In addition to teaching through literature, Alawdat encouraged her students with motivational iEARN projects such as the Book and Movie Club, Girl Rising, and Heritage and Tradition to connect them to students in other countries through writing and discussing relevant topics in a closed forum.
 “Good motivated English teachers are rare, and some teachers find it hard to teach literature and deal with literary pieces; some teachers don’t believe in their students. I believe in my students. You have to believe in them and motivate them at every opportunity to practice their English. When they have a teacher who believes in them, they put in the effort. With good planning it can be done,” says Alawdat.
Nawras Abu Rabe'a, 18, of Kseifa, who wants to study pharmacology and open a pharmacy in her village, already knew she would not accept anything less of herself than the five points in English.
“Five points is better. When I graduated, I was very proud of myself. I have something valuable and it is very nice,” she says.

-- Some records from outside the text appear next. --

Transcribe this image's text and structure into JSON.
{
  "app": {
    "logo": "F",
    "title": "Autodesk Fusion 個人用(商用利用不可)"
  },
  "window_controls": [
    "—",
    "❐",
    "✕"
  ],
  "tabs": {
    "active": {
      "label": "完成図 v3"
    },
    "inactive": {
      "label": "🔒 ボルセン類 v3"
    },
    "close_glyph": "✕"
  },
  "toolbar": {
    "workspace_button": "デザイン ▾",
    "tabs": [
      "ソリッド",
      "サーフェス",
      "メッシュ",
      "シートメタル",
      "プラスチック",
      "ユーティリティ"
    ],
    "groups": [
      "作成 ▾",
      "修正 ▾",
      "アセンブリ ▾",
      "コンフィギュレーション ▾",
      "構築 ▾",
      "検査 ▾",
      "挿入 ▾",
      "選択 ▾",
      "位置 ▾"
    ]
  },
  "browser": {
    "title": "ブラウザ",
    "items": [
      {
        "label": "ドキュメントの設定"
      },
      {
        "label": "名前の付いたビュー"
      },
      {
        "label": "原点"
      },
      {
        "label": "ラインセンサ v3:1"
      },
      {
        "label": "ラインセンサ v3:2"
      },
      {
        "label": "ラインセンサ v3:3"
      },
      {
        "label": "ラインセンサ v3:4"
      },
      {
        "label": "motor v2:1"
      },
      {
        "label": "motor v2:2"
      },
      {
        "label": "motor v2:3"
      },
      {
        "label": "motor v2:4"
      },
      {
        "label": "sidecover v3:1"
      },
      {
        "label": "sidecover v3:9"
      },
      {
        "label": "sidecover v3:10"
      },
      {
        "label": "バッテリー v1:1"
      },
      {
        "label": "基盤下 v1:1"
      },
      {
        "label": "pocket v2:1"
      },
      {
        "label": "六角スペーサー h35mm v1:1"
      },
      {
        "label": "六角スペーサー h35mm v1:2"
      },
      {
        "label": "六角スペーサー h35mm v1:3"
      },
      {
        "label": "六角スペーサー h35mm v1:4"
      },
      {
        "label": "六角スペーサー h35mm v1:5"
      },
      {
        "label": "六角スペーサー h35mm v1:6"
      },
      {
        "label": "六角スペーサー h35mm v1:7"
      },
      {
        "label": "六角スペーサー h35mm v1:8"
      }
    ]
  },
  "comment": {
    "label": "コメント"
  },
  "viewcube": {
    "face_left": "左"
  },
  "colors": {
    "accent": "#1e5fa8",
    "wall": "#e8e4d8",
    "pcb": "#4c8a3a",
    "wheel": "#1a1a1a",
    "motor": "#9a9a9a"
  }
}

Thrilled with their accomplishments, Alawdat says she already misses her class. She knows she may not be able to get another full class to pass the five-point exam, she says, but she knows they are capable and she is ready to meet the challenge.
Some of the students, like Azhar Abu Rabe’a, 18, from the city of Arad and Mona Al-Kurshan, 18, from Tel Arad, are the first people in their families – and in the case of Al-Kurshan also in her whole tribe – to pass the five-point English matriculation exam.
“I was very sad to be put in a three to four point class. Now we are very proud of ourselves. My younger sister is in the 11th grade and now she is also studying for the five points,” says Abu Rabe’a, whose father works in the Beersheba mall. She will be studying nursing in Ashkelon. “My parents love that I will be a nurse.”
“My father is so proud of me,” says Al- Kurshan, who has set the bar high for her six younger siblings. “He tells me I have to succeed.”